I always try to look out for lesser known, interesting, or quirky attractions in any area I visit. It's different, and it avoids the crowds.
Ready, Get Set . . . Slow!
Every year, for the last 25 years, the summer excitement in the east of England comes to a peak when the International Snail Racing Championships are held.
Snails, up to 200 of them, come from far and wide to the small village of Congham (pop. 227) to take part in this internationally renowned competition:
- In 2012, the championship was postponed until 18 August 2012 because of a waterlogged field. And the winner was Racer!
- In 2013, the date was 20 July and the winner this time was... Racer II (son of Racer?).
- In 2014, the hot weekend meant that no records were broken on 19 July, but the winner was declared as Wells. If you don't believe me, and I suspect there are some doubters out there, you can see all the pictures on the official site.
- In 2015 the winner was George.

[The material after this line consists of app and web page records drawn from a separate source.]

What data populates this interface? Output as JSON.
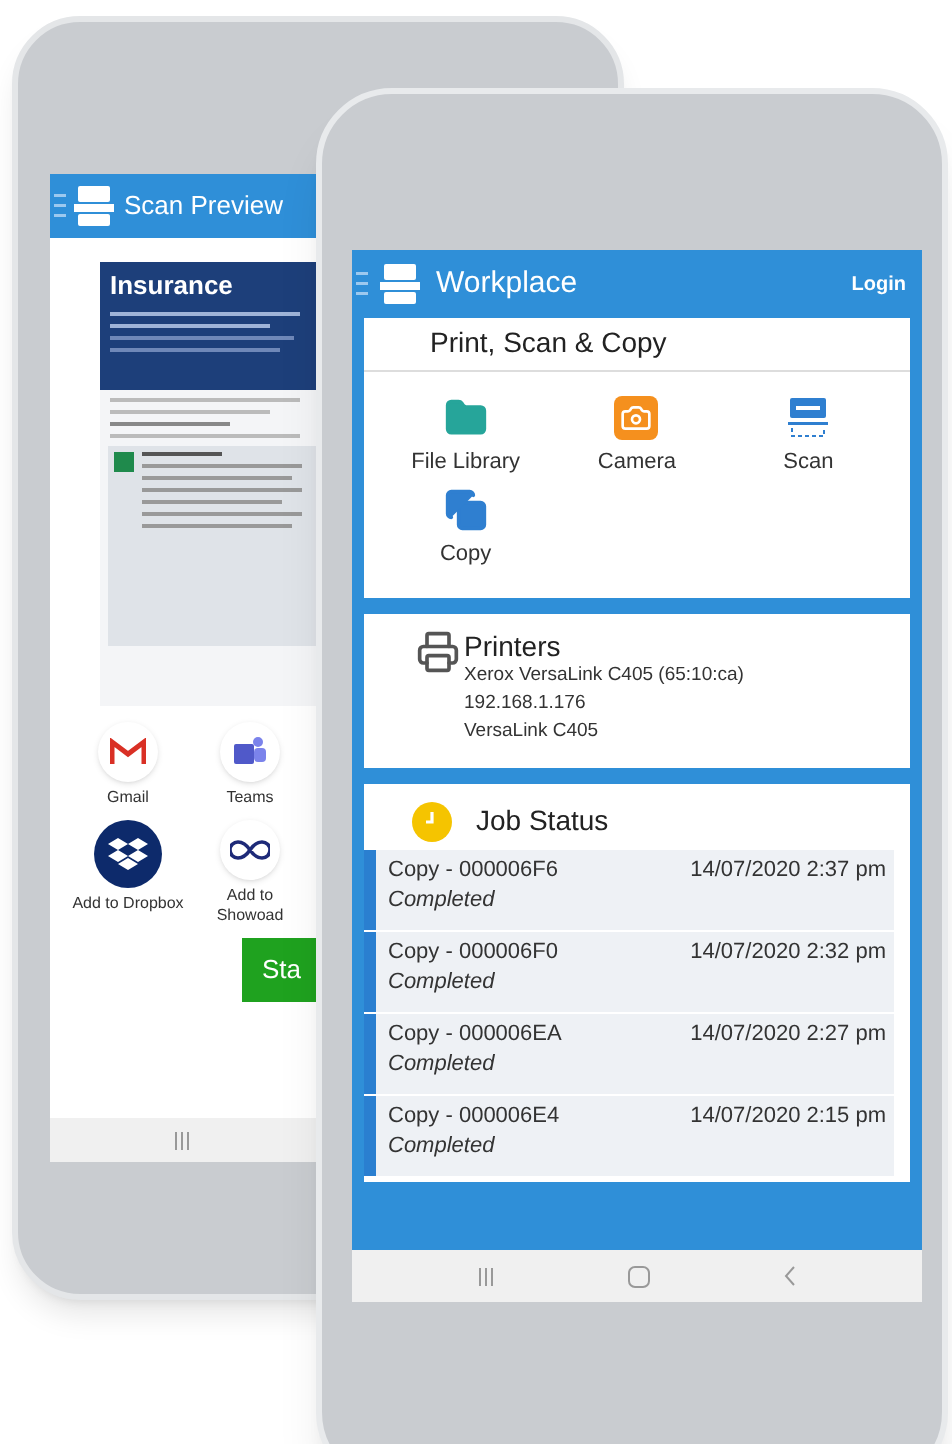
{
  "back_phone": {
    "title": "Scan Preview",
    "document": {
      "heading": "Insurance"
    },
    "share_targets": [
      {
        "kind": "gmail",
        "label": "Gmail"
      },
      {
        "kind": "teams",
        "label": "Teams"
      },
      {
        "kind": "dropbox",
        "label": "Add to Dropbox"
      },
      {
        "kind": "infinity",
        "label": "Add to Showoad"
      }
    ],
    "start_button": "Sta"
  },
  "front_phone": {
    "title": "Workplace",
    "login": "Login",
    "apps_section": {
      "title": "Print, Scan & Copy",
      "items": [
        {
          "kind": "folder",
          "label": "File Library"
        },
        {
          "kind": "camera",
          "label": "Camera"
        },
        {
          "kind": "scan",
          "label": "Scan"
        },
        {
          "kind": "copy",
          "label": "Copy"
        }
      ]
    },
    "printers": {
      "title": "Printers",
      "lines": [
        "Xerox VersaLink C405 (65:10:ca)",
        "192.168.1.176",
        "VersaLink C405"
      ]
    },
    "job_status": {
      "title": "Job Status",
      "jobs": [
        {
          "name": "Copy - 000006F6",
          "status": "Completed",
          "time": "14/07/2020 2:37 pm"
        },
        {
          "name": "Copy - 000006F0",
          "status": "Completed",
          "time": "14/07/2020 2:32 pm"
        },
        {
          "name": "Copy - 000006EA",
          "status": "Completed",
          "time": "14/07/2020 2:27 pm"
        },
        {
          "name": "Copy - 000006E4",
          "status": "Completed",
          "time": "14/07/2020 2:15 pm"
        }
      ]
    }
  }
}
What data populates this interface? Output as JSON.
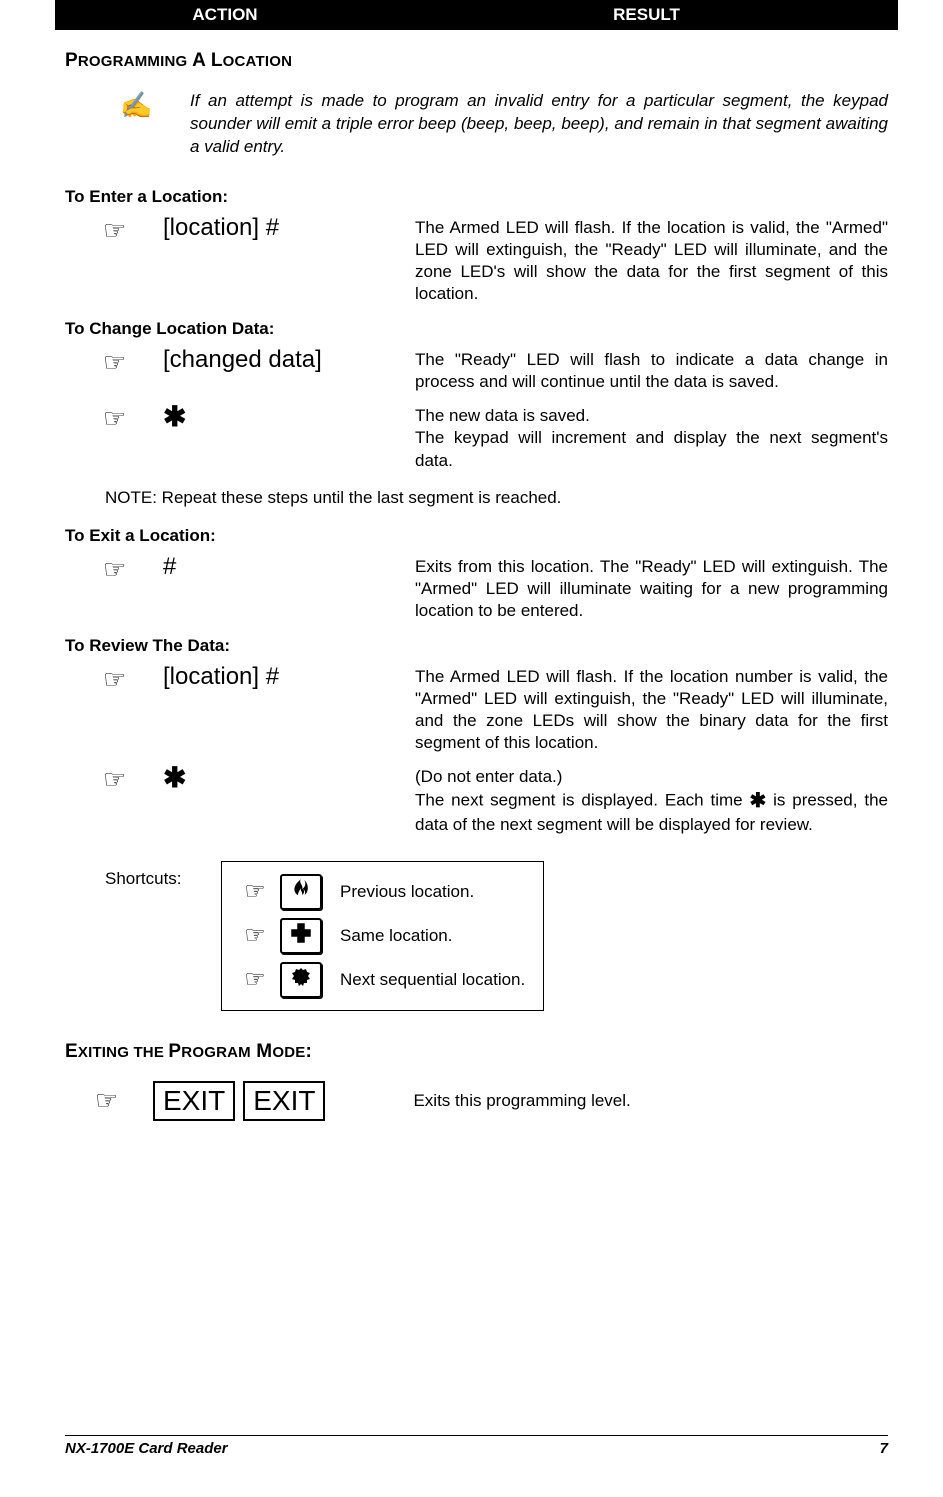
{
  "header": {
    "action": "ACTION",
    "result": "RESULT"
  },
  "section1": {
    "title_big1": "P",
    "title_small1": "ROGRAMMING",
    "title_big2": " A L",
    "title_small2": "OCATION",
    "note": "If an attempt is made to program an invalid entry for a particular segment, the keypad sounder will emit a triple error beep (beep, beep, beep), and remain in that segment awaiting a valid entry."
  },
  "enter": {
    "heading": "To Enter a Location:",
    "action": "[location]  #",
    "result": "The Armed LED will flash.  If the location is valid, the \"Armed\" LED will extinguish, the \"Ready\" LED will illuminate, and the zone LED's will show the data for the first segment of this location."
  },
  "change": {
    "heading": "To Change Location Data:",
    "action1": "[changed data]",
    "result1": "The \"Ready\" LED will flash to indicate a data change in process and will continue until the data is saved.",
    "action2": "✱",
    "result2a": "The new data is saved.",
    "result2b": "The keypad will increment and display the next segment's data.",
    "note": "NOTE:  Repeat these steps until the last segment is reached."
  },
  "exit": {
    "heading": "To Exit a Location:",
    "action": "#",
    "result": "Exits from this location.  The \"Ready\" LED will extinguish. The \"Armed\" LED will illuminate waiting for a new programming location to be entered."
  },
  "review": {
    "heading": "To Review The Data:",
    "action1": "[location] #",
    "result1": "The Armed LED will flash.  If the location number is valid, the \"Armed\" LED will extinguish, the \"Ready\" LED will illuminate, and the zone LEDs will show the binary data for the first segment of this location.",
    "action2": "✱",
    "result2_pre": "(Do not enter data.)",
    "result2a": "The next segment is displayed. Each time ",
    "result2b": " is pressed, the data of the next segment will be displayed for review."
  },
  "shortcuts": {
    "label": "Shortcuts:",
    "items": [
      {
        "icon": "flame",
        "text": "Previous location."
      },
      {
        "icon": "plus",
        "text": "Same location."
      },
      {
        "icon": "shield",
        "text": "Next sequential location."
      }
    ]
  },
  "exitmode": {
    "title_big1": "E",
    "title_small1": "XITING",
    "title_big2": " THE ",
    "title_small2": "",
    "title_big3": "P",
    "title_small3": "ROGRAM",
    "title_big4": " M",
    "title_small4": "ODE",
    "colon": ":",
    "btn": "EXIT",
    "result": "Exits this programming level."
  },
  "footer": {
    "left": "NX-1700E Card Reader",
    "right": "7"
  }
}
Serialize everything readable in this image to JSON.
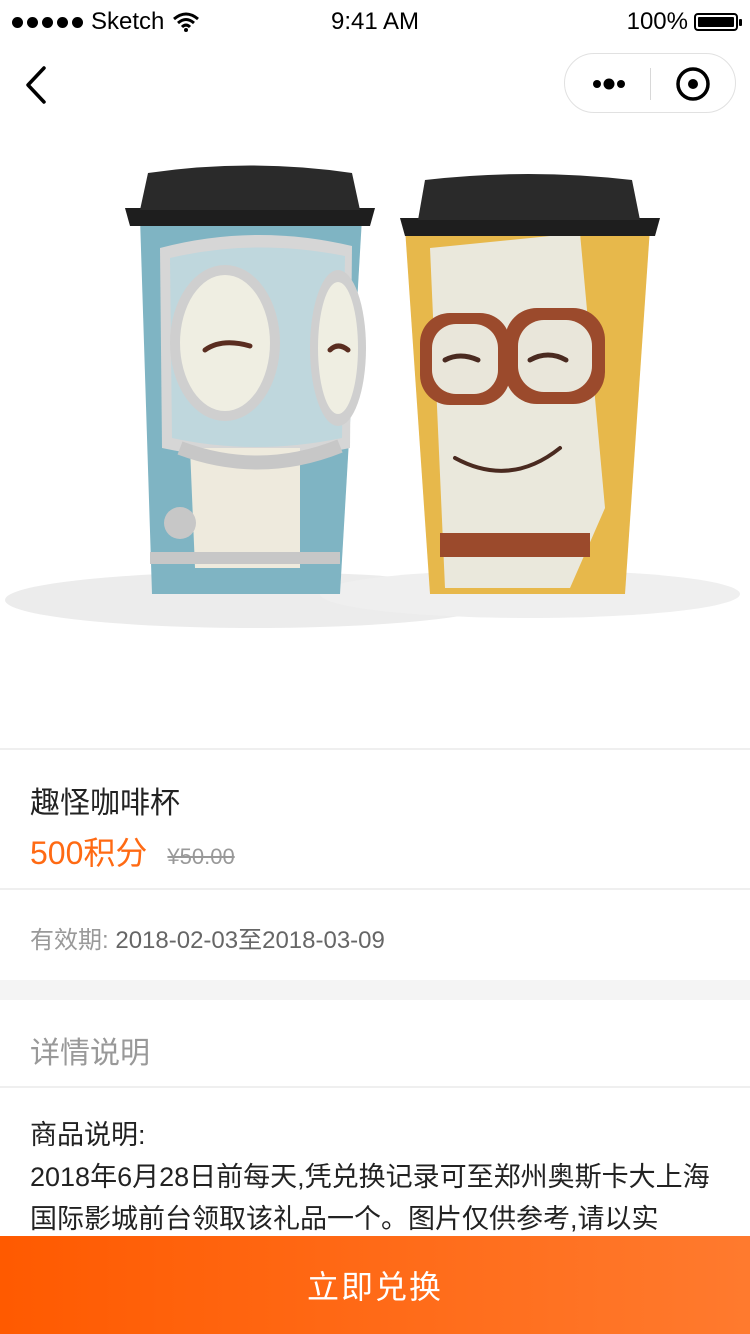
{
  "status_bar": {
    "carrier": "Sketch",
    "time": "9:41 AM",
    "battery": "100%"
  },
  "nav": {
    "back_icon": "chevron-left-icon",
    "more_icon": "more-dots-icon",
    "close_icon": "target-close-icon"
  },
  "product": {
    "name": "趣怪咖啡杯",
    "points": "500积分",
    "original_price": "¥50.00",
    "validity_label": "有效期:",
    "validity_value": "2018-02-03至2018-03-09"
  },
  "detail": {
    "heading": "详情说明",
    "desc_title": "商品说明:",
    "desc_body": "2018年6月28日前每天,凭兑换记录可至郑州奥斯卡大上海国际影城前台领取该礼品一个。图片仅供参考,请以实"
  },
  "cta": {
    "label": "立即兑换",
    "color": "#ff6a13"
  }
}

- In 2016, George's win was followed by Herbie 2.
- In 2017, Larry's win followed.
- The next race will be 21 July 2018.
Why not start training now?
The Snail Racing Rules
The rules are simple:
- The snails must be land snails (aquatic snails might find the going tough).
- Giant snails are not allowed.
- They must start behind the inner circle.
- The winner is the first to reach the outer circle.
- The distance from the inner to the outer circle is 13 inches (33 centimetres).
- The snails may have names.
- Fancy dress is allowed.
- Any trainers are allowed to cheer on their snails.
In fact, the rules actually state: "Giant foreign snails" are not allowed (my italics). I have never seen a giant snail in England, so I'm not sure whether a British giant snail would be permissible. Are small foreign snails are allowed to enter? Are they allowed into the country at all? Do they have to go through quarantine regulations? Would they even survive quarantine?
The person who starts the races is called the Snail Trainer. He too can wear fancy dress. The owners can also wear fancy dress. Indeed, anyone and everyone can have any costume that happens to appeal to them. Make it a merry occasion!
I'd guess that having a woolly suit might not be too much of an advantage to a snail but, who knows...?
Read More from WanderWisdom
Congham, like much of Norfolk, is a damp place. While this is ideally suited to the snails, sometimes it's just too much. In 2007 the whole competition was rained off.
In hot weather the course has to be kept watered to ensure ideal conditions for racing. Watering the course wasn't needed in the extra wet summer of 2012.
The Rivals in France
Another small village, this one in the south of France, holds snail racing championships in August. They call it the "Championnat du Monde de Vitesse d'Escargot". The winner is set free, but the losers.... Well, who knows in France?
According to the local mayor, the championship is a very serious competition, regardless of appearances. Some people train their snails for several days.
Some say the French competition started over 40 years ago, making it the first of its kind. Some also say that's where the people of Congham got the idea.
A True Story
One day, many years ago, while we were on holiday in France, we took our sons to a local restaurant for lunch. My husband chose escargots cooked in garlic butter.
"What's escargot, Daddy," asked our eldest, aged about seven at the time.
"Snails," came the reply. "Escargot is the French word for snail".
A few moments of thought. A puzzled look.
"Don't you find them a bit crunchy?"
"No, no, you don't eat the shells."
A few more moments of thought. A look of horror came across our son's face.
"Oh no! You don't eat the slimy bit, do you?!!!!"
My husband has never eaten another snail. Never.
In fact if you do watch the video above, you will find that indeed, foreign snails are allowed. It is truly an international event.
Other Things to Do in the Area
I know, of course, that your prime reason for visiting Norfolk will be for the snail racing, but while you are in the area, consider also seeing the Norfolk Broads (I imagine you could find many potential racing competitors there) or maybe pay a visit to the Queen at Sandringham House which is open to the public. The Duke and Duchess of Cambridge also have a place in Norfolk, Amner Hall, but this is most definitely not open to the public.
There are several other stately homes, two cathedrals in Norwich, medieval wool churches, round tower churches, castles and much much more.
So, whatever the weather, your visit to Norfolk need not be a single destination visit.